Your answer should be an exact copy of every record.
___
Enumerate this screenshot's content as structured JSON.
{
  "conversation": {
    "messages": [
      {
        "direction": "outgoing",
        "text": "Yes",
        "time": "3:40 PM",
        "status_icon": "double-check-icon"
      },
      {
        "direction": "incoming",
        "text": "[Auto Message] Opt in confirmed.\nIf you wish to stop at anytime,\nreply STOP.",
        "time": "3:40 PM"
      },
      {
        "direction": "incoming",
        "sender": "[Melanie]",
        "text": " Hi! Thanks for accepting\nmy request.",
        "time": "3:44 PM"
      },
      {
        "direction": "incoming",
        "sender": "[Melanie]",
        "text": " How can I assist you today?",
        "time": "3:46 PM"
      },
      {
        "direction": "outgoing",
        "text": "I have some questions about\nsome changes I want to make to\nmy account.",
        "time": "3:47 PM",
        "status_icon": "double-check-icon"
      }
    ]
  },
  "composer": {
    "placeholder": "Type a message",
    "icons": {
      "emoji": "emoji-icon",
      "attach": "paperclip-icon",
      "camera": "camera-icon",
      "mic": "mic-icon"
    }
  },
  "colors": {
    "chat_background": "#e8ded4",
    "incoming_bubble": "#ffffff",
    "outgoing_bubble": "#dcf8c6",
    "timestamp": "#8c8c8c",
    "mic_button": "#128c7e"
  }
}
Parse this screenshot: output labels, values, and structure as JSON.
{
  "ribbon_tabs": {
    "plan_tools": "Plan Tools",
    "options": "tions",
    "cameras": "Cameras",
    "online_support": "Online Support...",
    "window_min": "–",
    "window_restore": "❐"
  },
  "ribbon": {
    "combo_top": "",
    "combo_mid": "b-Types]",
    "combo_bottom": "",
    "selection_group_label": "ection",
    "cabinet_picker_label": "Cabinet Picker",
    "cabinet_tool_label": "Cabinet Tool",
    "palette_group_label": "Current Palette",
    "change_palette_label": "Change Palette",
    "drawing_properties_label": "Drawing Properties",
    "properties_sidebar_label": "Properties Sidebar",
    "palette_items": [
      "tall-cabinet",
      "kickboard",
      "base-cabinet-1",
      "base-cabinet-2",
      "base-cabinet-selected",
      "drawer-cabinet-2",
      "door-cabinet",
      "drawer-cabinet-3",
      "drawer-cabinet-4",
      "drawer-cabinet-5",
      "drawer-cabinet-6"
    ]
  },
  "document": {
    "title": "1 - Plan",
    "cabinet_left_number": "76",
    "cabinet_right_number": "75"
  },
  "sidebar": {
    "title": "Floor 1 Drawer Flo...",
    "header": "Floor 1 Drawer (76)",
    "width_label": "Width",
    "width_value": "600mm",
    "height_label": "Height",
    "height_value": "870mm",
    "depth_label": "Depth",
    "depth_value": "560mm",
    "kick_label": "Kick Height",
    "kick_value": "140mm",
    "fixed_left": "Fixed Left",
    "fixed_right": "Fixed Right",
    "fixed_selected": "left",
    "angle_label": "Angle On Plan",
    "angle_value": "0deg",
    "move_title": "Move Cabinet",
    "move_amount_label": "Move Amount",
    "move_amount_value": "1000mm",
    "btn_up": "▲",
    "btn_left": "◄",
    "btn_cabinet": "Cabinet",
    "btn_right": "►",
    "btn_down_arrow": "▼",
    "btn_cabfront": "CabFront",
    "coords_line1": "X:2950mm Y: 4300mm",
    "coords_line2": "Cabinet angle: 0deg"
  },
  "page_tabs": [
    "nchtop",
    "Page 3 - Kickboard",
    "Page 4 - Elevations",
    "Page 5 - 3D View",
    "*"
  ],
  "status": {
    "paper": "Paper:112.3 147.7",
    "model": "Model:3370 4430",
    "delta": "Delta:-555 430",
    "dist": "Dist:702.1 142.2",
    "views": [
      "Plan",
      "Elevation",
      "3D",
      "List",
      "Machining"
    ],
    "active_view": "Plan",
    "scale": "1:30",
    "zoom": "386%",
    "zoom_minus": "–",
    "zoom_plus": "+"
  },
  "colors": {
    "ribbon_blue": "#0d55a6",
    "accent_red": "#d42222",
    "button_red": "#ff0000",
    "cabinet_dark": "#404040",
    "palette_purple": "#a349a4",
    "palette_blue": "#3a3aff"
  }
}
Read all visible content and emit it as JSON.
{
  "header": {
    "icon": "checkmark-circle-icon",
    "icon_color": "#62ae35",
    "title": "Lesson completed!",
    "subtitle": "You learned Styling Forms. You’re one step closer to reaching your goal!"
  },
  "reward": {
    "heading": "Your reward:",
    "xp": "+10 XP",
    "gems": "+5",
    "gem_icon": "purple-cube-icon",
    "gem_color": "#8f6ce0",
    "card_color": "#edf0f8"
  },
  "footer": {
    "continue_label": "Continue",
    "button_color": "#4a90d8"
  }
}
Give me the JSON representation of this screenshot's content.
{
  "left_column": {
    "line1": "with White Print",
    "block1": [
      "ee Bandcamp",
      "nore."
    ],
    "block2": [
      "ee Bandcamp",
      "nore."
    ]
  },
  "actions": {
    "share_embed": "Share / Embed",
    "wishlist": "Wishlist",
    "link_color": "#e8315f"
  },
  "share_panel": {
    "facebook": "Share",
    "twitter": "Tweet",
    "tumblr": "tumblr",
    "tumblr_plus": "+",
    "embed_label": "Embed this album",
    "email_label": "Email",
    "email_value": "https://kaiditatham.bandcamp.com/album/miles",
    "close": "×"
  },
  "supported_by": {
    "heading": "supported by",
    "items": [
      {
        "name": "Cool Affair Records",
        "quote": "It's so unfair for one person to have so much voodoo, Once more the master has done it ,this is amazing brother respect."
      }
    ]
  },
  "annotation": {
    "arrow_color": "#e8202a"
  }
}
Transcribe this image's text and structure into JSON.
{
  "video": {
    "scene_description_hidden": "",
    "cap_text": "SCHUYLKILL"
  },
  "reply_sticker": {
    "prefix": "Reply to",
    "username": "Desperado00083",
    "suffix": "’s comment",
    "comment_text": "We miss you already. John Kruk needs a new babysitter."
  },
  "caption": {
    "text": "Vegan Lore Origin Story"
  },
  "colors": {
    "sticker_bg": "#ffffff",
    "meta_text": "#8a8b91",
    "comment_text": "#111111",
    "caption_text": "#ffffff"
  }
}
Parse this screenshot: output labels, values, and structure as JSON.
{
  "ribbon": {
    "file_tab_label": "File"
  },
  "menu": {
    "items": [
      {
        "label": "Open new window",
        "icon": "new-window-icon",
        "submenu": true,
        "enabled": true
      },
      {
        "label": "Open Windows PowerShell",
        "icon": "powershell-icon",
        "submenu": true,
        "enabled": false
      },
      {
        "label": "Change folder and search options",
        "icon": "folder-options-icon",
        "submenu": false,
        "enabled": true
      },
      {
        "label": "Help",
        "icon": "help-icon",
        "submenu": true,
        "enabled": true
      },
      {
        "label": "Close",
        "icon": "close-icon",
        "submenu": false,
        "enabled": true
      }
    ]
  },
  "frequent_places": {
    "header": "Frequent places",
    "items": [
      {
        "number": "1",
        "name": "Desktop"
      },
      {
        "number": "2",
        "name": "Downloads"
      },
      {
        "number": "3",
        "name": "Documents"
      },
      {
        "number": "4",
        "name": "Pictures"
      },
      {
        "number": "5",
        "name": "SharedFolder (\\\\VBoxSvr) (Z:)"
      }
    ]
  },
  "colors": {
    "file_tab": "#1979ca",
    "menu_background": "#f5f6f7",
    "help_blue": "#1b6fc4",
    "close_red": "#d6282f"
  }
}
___
▸ SOLUTION TO THE EXERCISE
Enumerate this screenshot's content as structured JSON.
{
  "conversation": {
    "messages": [
      {
        "direction": "outgoing",
        "text": "Yes",
        "time": "3:40 PM",
        "status_icon": "double-check-icon"
      },
      {
        "direction": "incoming",
        "text": "[Auto Message] Opt in confirmed.\nIf you wish to stop at anytime,\nreply STOP.",
        "time": "3:40 PM"
      },
      {
        "direction": "incoming",
        "sender": "[Melanie]",
        "text": " Hi! Thanks for accepting\nmy request.",
        "time": "3:44 PM"
      },
      {
        "direction": "incoming",
        "sender": "[Melanie]",
        "text": " How can I assist you today?",
        "time": "3:46 PM"
      },
      {
        "direction": "outgoing",
        "text": "I have some questions about\nsome changes I want to make to\nmy account.",
        "time": "3:47 PM",
        "status_icon": "double-check-icon"
      }
    ]
  },
  "composer": {
    "placeholder": "Type a message",
    "icons": {
      "emoji": "emoji-icon",
      "attach": "paperclip-icon",
      "camera": "camera-icon",
      "mic": "mic-icon"
    }
  },
  "colors": {
    "chat_background": "#e8ded4",
    "incoming_bubble": "#ffffff",
    "outgoing_bubble": "#dcf8c6",
    "timestamp": "#8c8c8c",
    "mic_button": "#128c7e"
  }
}
Parse this screenshot: output labels, values, and structure as JSON.
{
  "ribbon_tabs": {
    "plan_tools": "Plan Tools",
    "options": "tions",
    "cameras": "Cameras",
    "online_support": "Online Support...",
    "window_min": "–",
    "window_restore": "❐"
  },
  "ribbon": {
    "combo_top": "",
    "combo_mid": "b-Types]",
    "combo_bottom": "",
    "selection_group_label": "ection",
    "cabinet_picker_label": "Cabinet Picker",
    "cabinet_tool_label": "Cabinet Tool",
    "palette_group_label": "Current Palette",
    "change_palette_label": "Change Palette",
    "drawing_properties_label": "Drawing Properties",
    "properties_sidebar_label": "Properties Sidebar",
    "palette_items": [
      "tall-cabinet",
      "kickboard",
      "base-cabinet-1",
      "base-cabinet-2",
      "base-cabinet-selected",
      "drawer-cabinet-2",
      "door-cabinet",
      "drawer-cabinet-3",
      "drawer-cabinet-4",
      "drawer-cabinet-5",
      "drawer-cabinet-6"
    ]
  },
  "document": {
    "title": "1 - Plan",
    "cabinet_left_number": "76",
    "cabinet_right_number": "75"
  },
  "sidebar": {
    "title": "Floor 1 Drawer Flo...",
    "header": "Floor 1 Drawer (76)",
    "width_label": "Width",
    "width_value": "600mm",
    "height_label": "Height",
    "height_value": "870mm",
    "depth_label": "Depth",
    "depth_value": "560mm",
    "kick_label": "Kick Height",
    "kick_value": "140mm",
    "fixed_left": "Fixed Left",
    "fixed_right": "Fixed Right",
    "fixed_selected": "left",
    "angle_label": "Angle On Plan",
    "angle_value": "0deg",
    "move_title": "Move Cabinet",
    "move_amount_label": "Move Amount",
    "move_amount_value": "1000mm",
    "btn_up": "▲",
    "btn_left": "◄",
    "btn_cabinet": "Cabinet",
    "btn_right": "►",
    "btn_down_arrow": "▼",
    "btn_cabfront": "CabFront",
    "coords_line1": "X:2950mm Y: 4300mm",
    "coords_line2": "Cabinet angle: 0deg"
  },
  "page_tabs": [
    "nchtop",
    "Page 3 - Kickboard",
    "Page 4 - Elevations",
    "Page 5 - 3D View",
    "*"
  ],
  "status": {
    "paper": "Paper:112.3 147.7",
    "model": "Model:3370 4430",
    "delta": "Delta:-555 430",
    "dist": "Dist:702.1 142.2",
    "views": [
      "Plan",
      "Elevation",
      "3D",
      "List",
      "Machining"
    ],
    "active_view": "Plan",
    "scale": "1:30",
    "zoom": "386%",
    "zoom_minus": "–",
    "zoom_plus": "+"
  },
  "colors": {
    "ribbon_blue": "#0d55a6",
    "accent_red": "#d42222",
    "button_red": "#ff0000",
    "cabinet_dark": "#404040",
    "palette_purple": "#a349a4",
    "palette_blue": "#3a3aff"
  }
}
Read all visible content and emit it as JSON.
{
  "header": {
    "icon": "checkmark-circle-icon",
    "icon_color": "#62ae35",
    "title": "Lesson completed!",
    "subtitle": "You learned Styling Forms. You’re one step closer to reaching your goal!"
  },
  "reward": {
    "heading": "Your reward:",
    "xp": "+10 XP",
    "gems": "+5",
    "gem_icon": "purple-cube-icon",
    "gem_color": "#8f6ce0",
    "card_color": "#edf0f8"
  },
  "footer": {
    "continue_label": "Continue",
    "button_color": "#4a90d8"
  }
}
Give me the JSON representation of this screenshot's content.
{
  "left_column": {
    "line1": "with White Print",
    "block1": [
      "ee Bandcamp",
      "nore."
    ],
    "block2": [
      "ee Bandcamp",
      "nore."
    ]
  },
  "actions": {
    "share_embed": "Share / Embed",
    "wishlist": "Wishlist",
    "link_color": "#e8315f"
  },
  "share_panel": {
    "facebook": "Share",
    "twitter": "Tweet",
    "tumblr": "tumblr",
    "tumblr_plus": "+",
    "embed_label": "Embed this album",
    "email_label": "Email",
    "email_value": "https://kaiditatham.bandcamp.com/album/miles",
    "close": "×"
  },
  "supported_by": {
    "heading": "supported by",
    "items": [
      {
        "name": "Cool Affair Records",
        "quote": "It's so unfair for one person to have so much voodoo, Once more the master has done it ,this is amazing brother respect."
      }
    ]
  },
  "annotation": {
    "arrow_color": "#e8202a"
  }
}
Transcribe this image's text and structure into JSON.
{
  "video": {
    "scene_description_hidden": "",
    "cap_text": "SCHUYLKILL"
  },
  "reply_sticker": {
    "prefix": "Reply to",
    "username": "Desperado00083",
    "suffix": "’s comment",
    "comment_text": "We miss you already. John Kruk needs a new babysitter."
  },
  "caption": {
    "text": "Vegan Lore Origin Story"
  },
  "colors": {
    "sticker_bg": "#ffffff",
    "meta_text": "#8a8b91",
    "comment_text": "#111111",
    "caption_text": "#ffffff"
  }
}
Parse this screenshot: output labels, values, and structure as JSON.
{
  "ribbon": {
    "file_tab_label": "File"
  },
  "menu": {
    "items": [
      {
        "label": "Open new window",
        "icon": "new-window-icon",
        "submenu": true,
        "enabled": true
      },
      {
        "label": "Open Windows PowerShell",
        "icon": "powershell-icon",
        "submenu": true,
        "enabled": false
      },
      {
        "label": "Change folder and search options",
        "icon": "folder-options-icon",
        "submenu": false,
        "enabled": true
      },
      {
        "label": "Help",
        "icon": "help-icon",
        "submenu": true,
        "enabled": true
      },
      {
        "label": "Close",
        "icon": "close-icon",
        "submenu": false,
        "enabled": true
      }
    ]
  },
  "frequent_places": {
    "header": "Frequent places",
    "items": [
      {
        "number": "1",
        "name": "Desktop"
      },
      {
        "number": "2",
        "name": "Downloads"
      },
      {
        "number": "3",
        "name": "Documents"
      },
      {
        "number": "4",
        "name": "Pictures"
      },
      {
        "number": "5",
        "name": "SharedFolder (\\\\VBoxSvr) (Z:)"
      }
    ]
  },
  "colors": {
    "file_tab": "#1979ca",
    "menu_background": "#f5f6f7",
    "help_blue": "#1b6fc4",
    "close_red": "#d6282f"
  }
}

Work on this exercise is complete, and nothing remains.